He was staying with Jack Nettleton, who had a trade store on the coast and was good to Park, and who had some money and a permit to work natives.

Park told Nettleton what he knew.

Nettleton, an English-born rover who had been everything from a salmon-fisher in Canada to a freight-clerk in New York, by way of jobs ion Seattle, in Portland (Oregon) and Idaho, had stayed on in New Guinea after being a warrant-officer in the Army during the war.

In August 1922 Park and Nettleton struck inland and crossed the heavily jungled rivers of the Kuper Range beyond which lay the Bulolo River, forking off the Watut, and more gold, fantastically more gold, than anywhere else in Papua-New Guinea,

They found it where Koranga Creek and Edie Creek come into Bulolo – gold that was to give them each a fortune; and when they had taken all they wanted, there was enough left for the six-million-dollar company, Bulolo Gold Dredging Ltd, to win, in the 30 years following, 56 tonnes of gold, then worth 28 million pounds.

This was October 1922 and according to new issue Australian mining ordinances no claims could be worked until April 1, 1923.

April came and soon the richest parts of the Bulolo River were locked up in leases granted to the first-comers, including Morobe District Officer Cecil J. Levien.

April 1923 came, and soon the richest parts of the Bulolo River were locked up in leases granted to the first-comers, including Levien.

Late arrivals had to look elsewhere.

This is what Bill (W.G.) Royal and Dick (R.M.) Glasson were doing in 1926, trying to find the source of the Bulolo’s gold, when they came into Edie Creek and decided to go to the head of it.

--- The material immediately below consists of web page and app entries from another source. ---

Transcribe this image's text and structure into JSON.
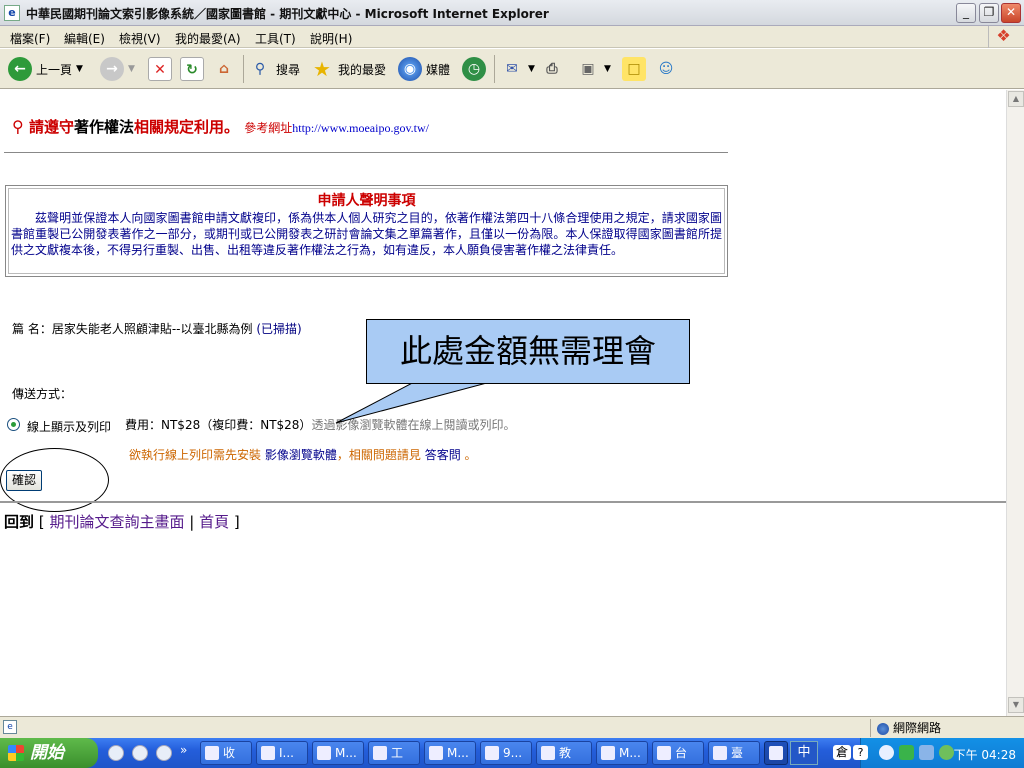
{
  "window": {
    "title": "中華民國期刊論文索引影像系統／國家圖書館 - 期刊文獻中心 - Microsoft Internet Explorer",
    "icon": "ie-page-icon"
  },
  "menu": [
    "檔案(F)",
    "編輯(E)",
    "檢視(V)",
    "我的最愛(A)",
    "工具(T)",
    "說明(H)"
  ],
  "toolbar": {
    "back": "上一頁",
    "search": "搜尋",
    "favorites": "我的最愛",
    "media": "媒體"
  },
  "page": {
    "copyright": {
      "part1": "請遵守",
      "part2": "著作權法",
      "part3": "相關規定利用。",
      "ref_label": "參考網址",
      "ref_url": "http://www.moeaipo.gov.tw/"
    },
    "declaration": {
      "title": "申請人聲明事項",
      "body": "茲聲明並保證本人向國家圖書館申請文獻複印，係為供本人個人研究之目的，依著作權法第四十八條合理使用之規定，請求國家圖書館重製已公開發表著作之一部分，或期刊或已公開發表之研討會論文集之單篇著作，且僅以一份為限。本人保證取得國家圖書館所提供之文獻複本後，不得另行重製、出售、出租等違反著作權法之行為，如有違反，本人願負侵害著作權之法律責任。"
    },
    "article_label": "篇 名：",
    "article_title": "居家失能老人照顧津貼--以臺北縣為例",
    "article_note": "(已掃描)",
    "delivery_label": "傳送方式：",
    "option_label": "線上顯示及列印",
    "fee_text": "費用：NT$28（複印費：NT$28）",
    "fee_note": "透過影像瀏覽軟體在線上閱讀或列印。",
    "install": {
      "prefix": "欲執行線上列印需先安裝",
      "link1": "影像瀏覽軟體",
      "middle": "，相關問題請見",
      "link2": "答客問",
      "suffix": "。"
    },
    "confirm": "確認",
    "back": {
      "label": "回到",
      "open": "[",
      "link1": "期刊論文查詢主畫面",
      "divider": "|",
      "link2": "首頁",
      "close": "]"
    }
  },
  "callout": "此處金額無需理會",
  "status": {
    "zone": "網際網路"
  },
  "taskbar": {
    "start": "開始",
    "tasks": [
      "收",
      "I...",
      "M...",
      "工",
      "M...",
      "9...",
      "教",
      "M...",
      "台",
      "臺",
      "中"
    ],
    "lang": "倉",
    "clock": "下午 04:28"
  }
}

What showed in the dishes they panned in these streams was gold in unbelievable concentration – if it was gold.

At first glance – according to Bill Money, who was in partnership with Royal, Glasson, F. Chisholm and Joe Sloane – it looked too dark.

The Edie gold, alloyed with silver, was heavily stained with manganese but rubbed shiny and was the real stuff of Eldorado.

Joe Sloane said to his mate who was running his sluice box at 11.30am: “Y’d better clean up Bill. The bloody gold’s running outa the box.”

That day they got 272 ounces.

Where the Bulolo was rich big-scale dredging, this was incredibly smaller-scale sluicing.

About six million pounds worth of gold was won from the top of Edie Creek.

The Edie "Big Six" – Bill Money, Bill Royal, Dick Glasson, F. Chisholm, Joe Sloane and Albert Royal – all became rich men.

More and more white miners came and, again, the late-comers had to look elsewhere.

There was gold in the Watut as well as in the Bulolo.

Where was the source of the Watut’s gold?

Men who dreamed of finding another Edie Creek began to look for it.

They began to look for it on the other side of the Watut.

1 comment:

  1. Darling and his Orokaiva boys were attacked by Kukukukus- the local tribesmen and the areas indigeous people to be more specific. The warriors of the Ekuta and Nautiya clan.